Life Insurance: Life insurance comes in basically two forms: term insurance and whole or universal life. Term is PURE protection against your untimely death and has no savings component. Term is surprisingly inexpensive and an absolute must for parents of young children. Make sure to buy enough to truly protect your family against the total loss of your income! 20 to 25 times your annual salary is not unreasonable for someone in their 30’s “Level-term” policies keep the premiums level for a designated period such as 10, 20 or 30 years and are a good option for many. A “conversion privilege” allowing you to convert the term policy to whole or “permanent” insurance at a later date is also a welcome add-on to your policy but will result in slightly higher premiums.
Disability Insurance: This policy pays you a monthly amount (usually around 60% of your salary) in the event you can’t work due to extended sickness or an accident. The odds of a 25-year-old being disabled for 30 days or more prior to age 65 are about 1 in 3, significantly higher than the odds of dying during the same time frame.
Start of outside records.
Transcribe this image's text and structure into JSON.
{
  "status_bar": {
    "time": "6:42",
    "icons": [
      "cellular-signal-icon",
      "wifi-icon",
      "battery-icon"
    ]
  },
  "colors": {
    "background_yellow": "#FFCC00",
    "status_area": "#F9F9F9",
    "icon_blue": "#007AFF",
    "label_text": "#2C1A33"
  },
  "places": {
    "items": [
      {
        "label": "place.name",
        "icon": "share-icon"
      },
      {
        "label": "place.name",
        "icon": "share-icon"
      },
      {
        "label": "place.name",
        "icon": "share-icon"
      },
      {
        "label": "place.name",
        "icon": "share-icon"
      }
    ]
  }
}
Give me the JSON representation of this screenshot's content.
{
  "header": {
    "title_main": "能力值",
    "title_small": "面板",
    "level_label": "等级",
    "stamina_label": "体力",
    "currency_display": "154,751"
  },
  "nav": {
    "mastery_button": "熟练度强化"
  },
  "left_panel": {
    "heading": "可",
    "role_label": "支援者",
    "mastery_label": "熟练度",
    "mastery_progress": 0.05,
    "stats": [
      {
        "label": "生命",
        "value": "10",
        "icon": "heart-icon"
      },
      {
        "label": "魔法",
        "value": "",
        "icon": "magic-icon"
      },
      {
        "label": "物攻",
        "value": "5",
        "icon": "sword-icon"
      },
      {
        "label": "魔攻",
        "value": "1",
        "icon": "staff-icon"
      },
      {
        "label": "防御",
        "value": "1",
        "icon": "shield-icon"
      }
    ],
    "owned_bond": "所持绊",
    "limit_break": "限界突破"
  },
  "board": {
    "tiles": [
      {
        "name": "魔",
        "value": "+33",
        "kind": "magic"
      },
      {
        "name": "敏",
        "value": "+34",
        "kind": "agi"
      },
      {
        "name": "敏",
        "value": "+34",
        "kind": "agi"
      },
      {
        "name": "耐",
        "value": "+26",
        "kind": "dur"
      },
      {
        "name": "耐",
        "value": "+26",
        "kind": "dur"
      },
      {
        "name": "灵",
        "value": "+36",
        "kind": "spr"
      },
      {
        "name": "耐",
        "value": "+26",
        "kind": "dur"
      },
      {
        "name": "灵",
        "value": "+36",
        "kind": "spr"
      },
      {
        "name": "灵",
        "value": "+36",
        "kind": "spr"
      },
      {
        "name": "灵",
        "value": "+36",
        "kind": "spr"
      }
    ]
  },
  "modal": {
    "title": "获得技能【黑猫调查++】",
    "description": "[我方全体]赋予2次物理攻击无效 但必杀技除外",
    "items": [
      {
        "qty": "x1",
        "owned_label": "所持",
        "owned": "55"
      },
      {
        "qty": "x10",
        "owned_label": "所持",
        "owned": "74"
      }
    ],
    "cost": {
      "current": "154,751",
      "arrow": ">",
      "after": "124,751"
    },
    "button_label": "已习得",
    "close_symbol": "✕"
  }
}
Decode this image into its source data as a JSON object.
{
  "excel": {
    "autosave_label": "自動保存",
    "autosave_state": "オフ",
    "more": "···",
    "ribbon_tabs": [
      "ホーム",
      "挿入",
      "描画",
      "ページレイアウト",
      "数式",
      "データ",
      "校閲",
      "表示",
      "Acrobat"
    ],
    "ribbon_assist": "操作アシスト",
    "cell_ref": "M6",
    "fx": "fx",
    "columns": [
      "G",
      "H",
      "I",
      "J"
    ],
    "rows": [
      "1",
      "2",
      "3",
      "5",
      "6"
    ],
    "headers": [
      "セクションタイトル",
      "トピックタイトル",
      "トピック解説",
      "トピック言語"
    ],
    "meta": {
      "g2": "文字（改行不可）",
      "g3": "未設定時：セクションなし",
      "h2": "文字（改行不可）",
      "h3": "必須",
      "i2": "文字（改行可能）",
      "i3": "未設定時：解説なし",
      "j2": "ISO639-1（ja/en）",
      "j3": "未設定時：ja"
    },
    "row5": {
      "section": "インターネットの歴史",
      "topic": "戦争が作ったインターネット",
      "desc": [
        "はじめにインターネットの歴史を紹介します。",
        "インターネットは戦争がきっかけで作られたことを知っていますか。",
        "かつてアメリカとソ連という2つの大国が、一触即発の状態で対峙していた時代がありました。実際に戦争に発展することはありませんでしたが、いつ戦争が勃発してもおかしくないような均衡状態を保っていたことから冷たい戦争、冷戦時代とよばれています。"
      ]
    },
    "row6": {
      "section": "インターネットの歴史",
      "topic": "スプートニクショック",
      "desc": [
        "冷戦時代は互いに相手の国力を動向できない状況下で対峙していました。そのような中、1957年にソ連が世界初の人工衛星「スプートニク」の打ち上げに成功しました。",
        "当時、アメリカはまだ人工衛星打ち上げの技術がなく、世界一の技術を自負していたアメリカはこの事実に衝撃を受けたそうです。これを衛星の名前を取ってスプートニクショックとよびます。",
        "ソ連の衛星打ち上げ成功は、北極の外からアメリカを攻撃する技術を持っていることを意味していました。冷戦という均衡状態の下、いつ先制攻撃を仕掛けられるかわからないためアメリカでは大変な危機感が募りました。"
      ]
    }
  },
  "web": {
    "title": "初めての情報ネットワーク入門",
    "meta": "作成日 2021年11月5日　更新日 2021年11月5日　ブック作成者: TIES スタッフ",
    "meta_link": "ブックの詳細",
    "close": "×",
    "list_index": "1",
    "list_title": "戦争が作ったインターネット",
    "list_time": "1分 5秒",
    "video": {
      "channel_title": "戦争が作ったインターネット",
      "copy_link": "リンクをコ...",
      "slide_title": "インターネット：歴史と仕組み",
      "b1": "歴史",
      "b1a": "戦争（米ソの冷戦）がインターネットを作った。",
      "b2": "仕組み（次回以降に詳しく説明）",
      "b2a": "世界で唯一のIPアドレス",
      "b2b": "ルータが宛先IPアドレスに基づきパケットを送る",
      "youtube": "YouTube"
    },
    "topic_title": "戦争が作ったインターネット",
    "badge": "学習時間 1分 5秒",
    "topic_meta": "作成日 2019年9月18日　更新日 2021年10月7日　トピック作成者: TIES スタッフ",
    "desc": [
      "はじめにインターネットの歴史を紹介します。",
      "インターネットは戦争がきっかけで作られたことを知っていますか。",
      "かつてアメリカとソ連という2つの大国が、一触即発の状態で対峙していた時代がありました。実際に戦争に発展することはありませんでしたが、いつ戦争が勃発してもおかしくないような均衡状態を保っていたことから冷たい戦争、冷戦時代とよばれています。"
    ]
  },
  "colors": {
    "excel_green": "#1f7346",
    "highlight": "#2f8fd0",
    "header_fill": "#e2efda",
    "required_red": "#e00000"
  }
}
Don’t rely on Medicare for this coverage; to qualify for Medicare, you essentially have to be so disabled that you can’t do ANY work. Ideally, you want a policy that pays you if you can’t perform your own or similar occupation.
Long-Term Care (LTC) Insurance: Long-term care whether received in your own home, an assisted-living facility or a skilled nursing home, represents a financial risk to you that runs potentially into the hundreds of thousands of dollars. Contrary to widely-held belief, Medicare does NOT provide long-term care and Medicaid is an option to be avoided, not embraced. I strongly advise sitting down with a specialist as early as your 40s and 50s to discuss the particulars.
Full disclosure: Lewis Wessel is licensed to sell insurance in the state of South Carolina. These rules and many other concepts discussed here are taken from Fundamentals of Risk and Insurance, Ninth Edition, Emmett J. and Therese Vaughn, John Wiley and Sons, Inc.